All of this has created an opportunity for start-ups to offer sharing that is intimate by design.
Newer social networks, like Path, FamilyLeaf and Pair, offer a range of constraints. A Path network, available only on smartphones, has a maximum of 150 friends. FamilyLeaf is restricted to family members. And Pair, which like Path is for smartphones only, is as small as a social network can be: just one other person.
The average Facebook user in United States has 245 friends, according to a study published in February by the Internet and American Life Project of the Pew Research Center. That figure, however, well exceeds the “Dunbar number,” the 150 meaningful relationships that Robin Dunbar, an anthropologist, has suggested is the effective neurological limit the human brain can handle.
Dave Morin, who worked at Facebook for four years before leaving to help found Path in 2010, explains the rationale for his company this way: “Facebook has made socializing on the Internet normal. But now there is an opportunity to return to intimate socializing.”
Morin says he called Dunbar, a professor at the University of Oxford, to find out more about his research and theory. Dunbar told him that social networks resemble a set of concentric circles: 150 people constitute the outer boundary of friends, 50 is the limit for trusted friends, 15 for good friends, and 5 for best friends.
These micro- and supermicro-size social networks aren’t competing directly with Facebook or even with one another. Conceivably , one could be active on all of them.

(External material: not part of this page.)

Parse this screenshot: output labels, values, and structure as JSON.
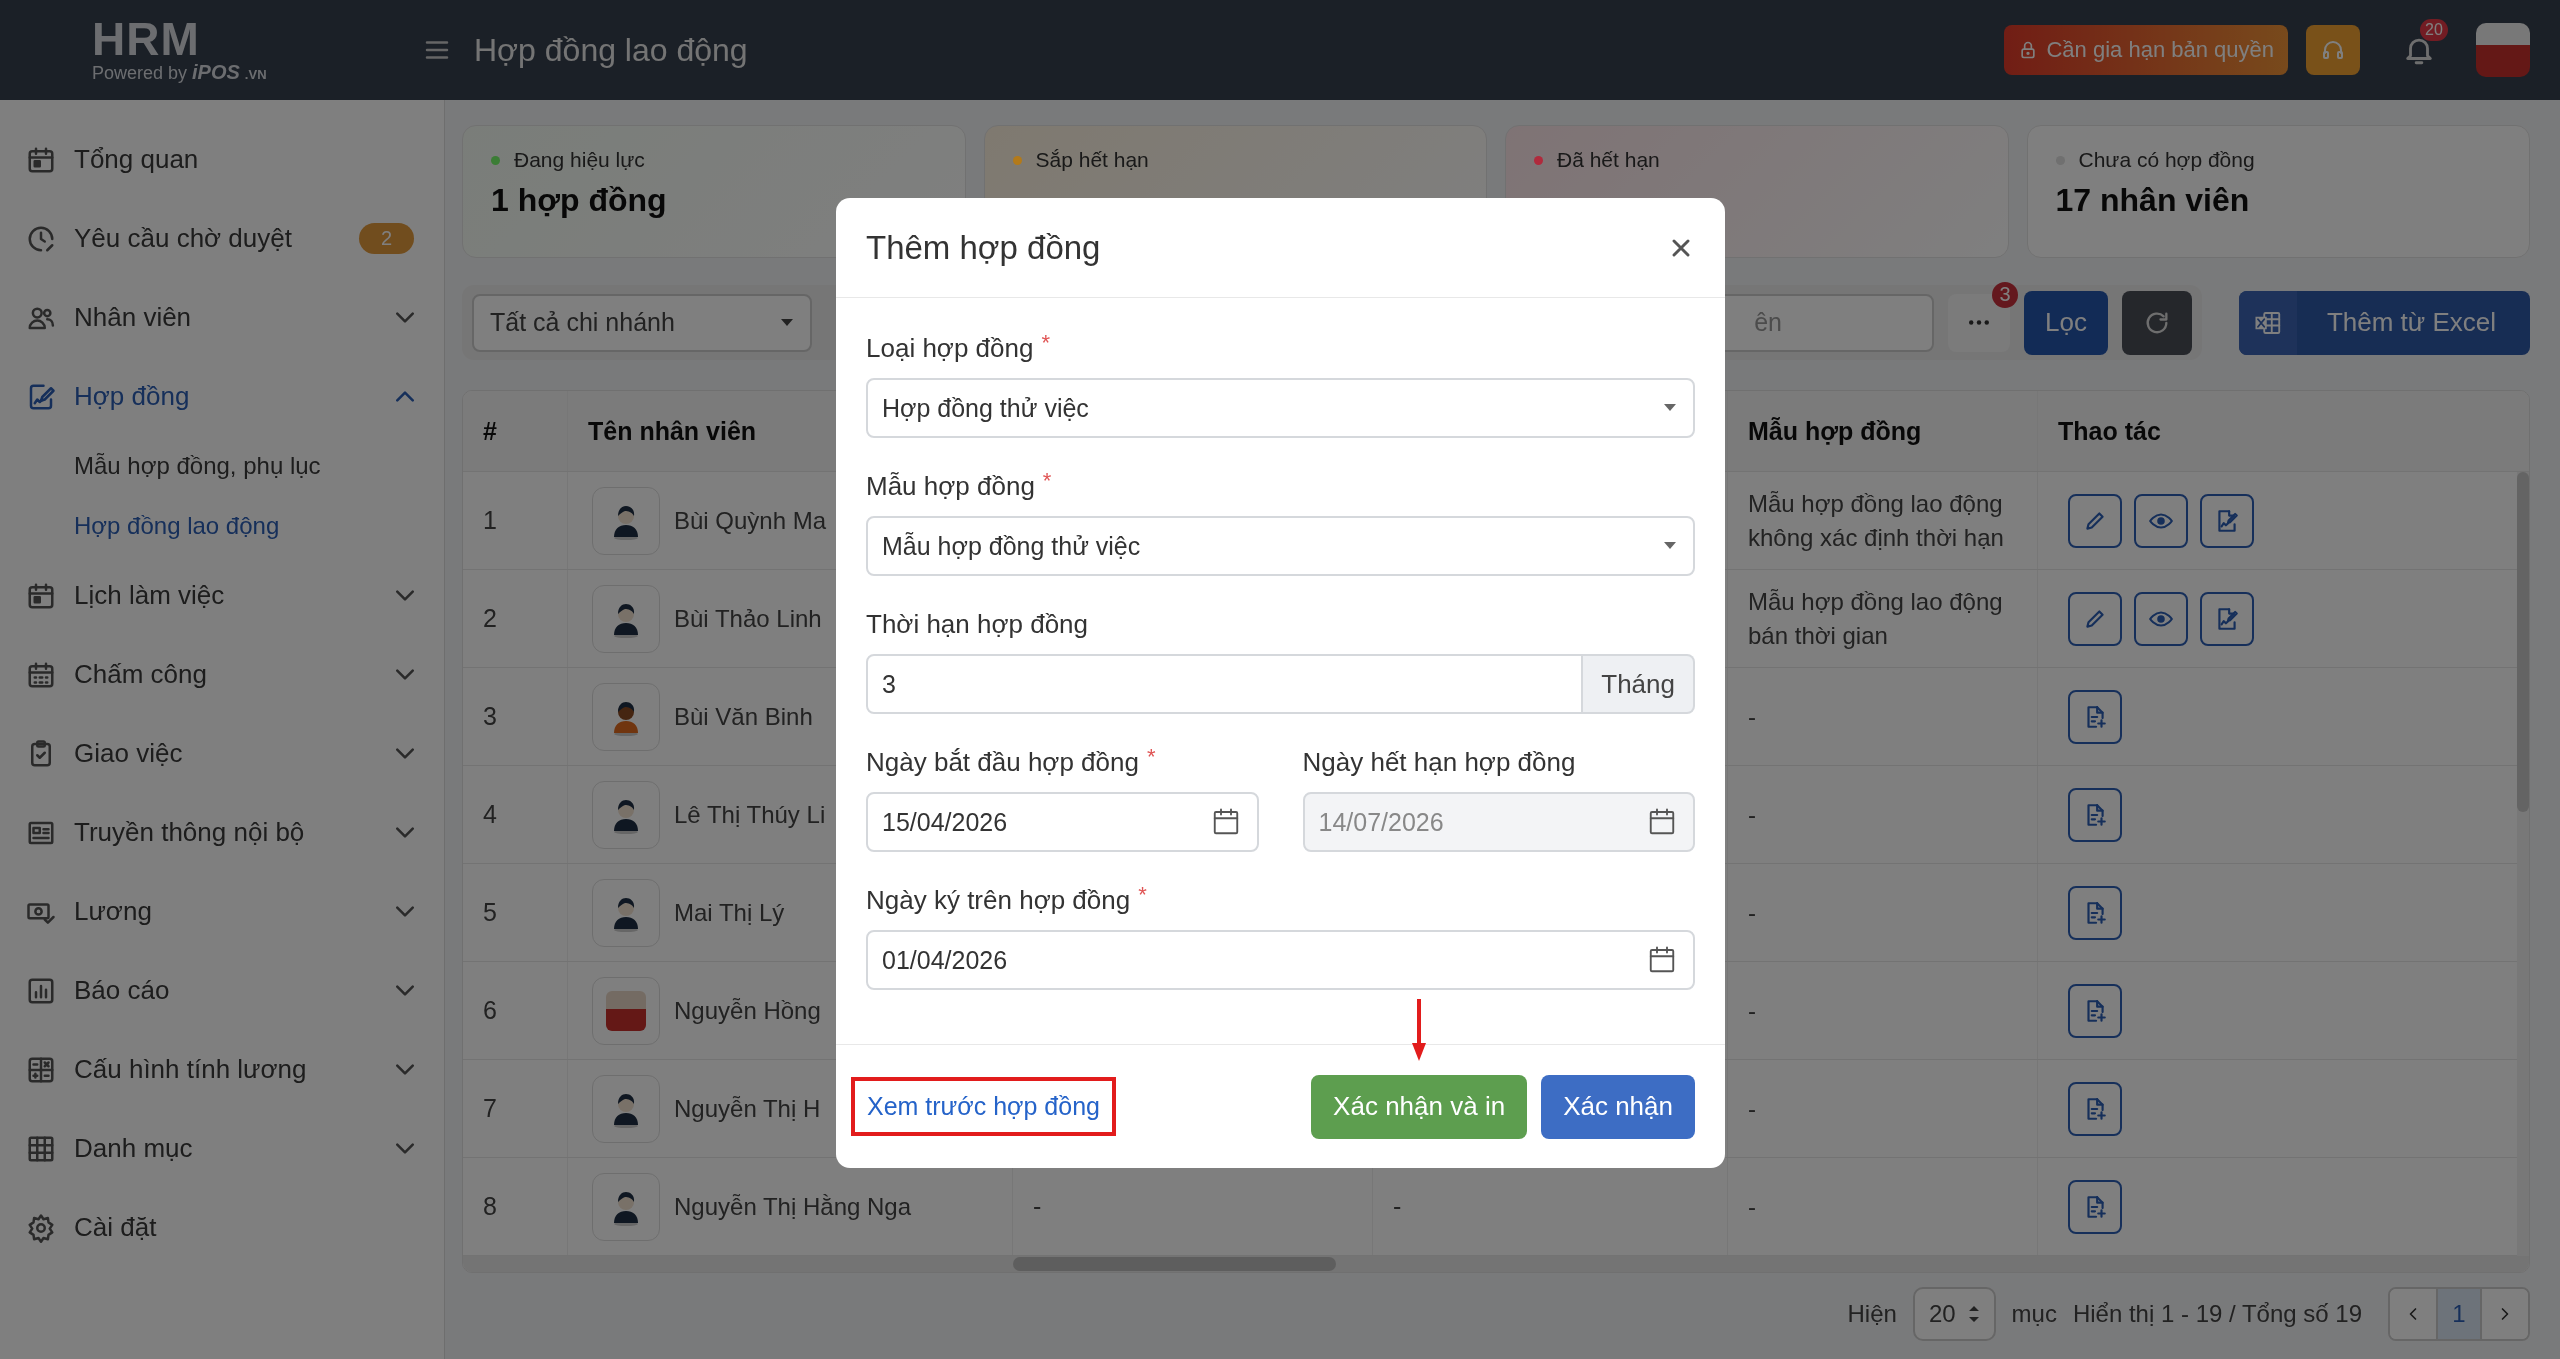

But then we may bump up against a new neurological limit: the maximum number of social networks that the human brain can handle.
When Path introduced its social network, it capped the number of friends at 50. Today, Path has more than a million active users, and the average user has 40 friends. Last year, Path raised the maximum to 150 because, Morin says, the users “like the headroom.”
Still, the core proposition is unchanged. No subgroupings are permitted, and there are no privacy settings to adjust. Close friends are in; everyone else is out. “You’ll never experience the problem of accidentally sharing something with the wrong people,” Morin says.
FamilyLeaf limits an individual’s network in a different way: it is just for relatives. This start-up, founded just eight weeks ago by Wesley Zhao and Ajay Mehta, both 19, received financing and guidance from Y Combinator, a seed fund in Mountain View, Calif. After the site opened, demand soon exceeded capacity, and there is now a waiting list to join.
Mehta says he and Zhao have used Facebook solely with their friends. When their older relatives want to join in, to stay in touch, a problem can arise: a moment’s inattention when posting can lead to accidental sharing with those one doesn’t intend to include. “I don’t want to have to filter myself for two completely different audiences,” Mr. Mehta says.
Zhao adds: “It’s no more feasible than thinking that you could use Facebook for both friends and work. It’s as if there would be no need for LinkedIn.”
Each family’s network has one designated gatekeeper, though one person can belong to more than one family’s network.
FamilyLeaf has streamlined photo sharing , which can be done simply by sending photographs in an e-mail attachment to the family photo album maintained at the FamilyLeaf site.
“My mom is technologically unsavvy,” Mehta says. “She can’t use Facebook, but she can use FamilyLeaf. Same with my grandparents in Mumbai.”
Pair offers a way to share with one, and only one, person. It was first financed by Y Combinator, and Pair’s five founders spent the first three months of this year in the San Francisco Bay Area, working with Y Combinator’s partners. The start-up’s founders are from Canada, and three had girlfriends who remained there. They created the Pair app to communicate with distant loved ones without having to worry about misdirected messages.
Jamie Murai, one of Pair’s founders, offers an example: In text-messaging, “you have to scroll through a list,” he says. “Sometimes you think you’re sending a message to your girlfriend, but it’s actually going to your workout buddy. You can be confident that once you tap on the Pair icon, everything you share is only shared with your partner.”
Pair users can send a text message, photograph or video, but the application also has some distinctive additions to the usual menu. The pair of users can create a drawing together simultaneously, share a to-do list or press a button to let one person know the other’s location. Pair also offers “thumbkissing” : Pressing one’s thumb on the screen, aligned with the image of the other’s , causes both phones to vibrate.
Pair’s mobile-only app was released last month and had 100,000 users after only seven days, according to the company. (At present, it is available only on the iPhone.)
If a relationship changes, the app can be paired with a new most-important person. “Initially, we focused on the romantic relationships ,” Murai says, “but, really, it’s turning out to be for the one most important relationship in your life, which could be your best friend or your son or daughter.”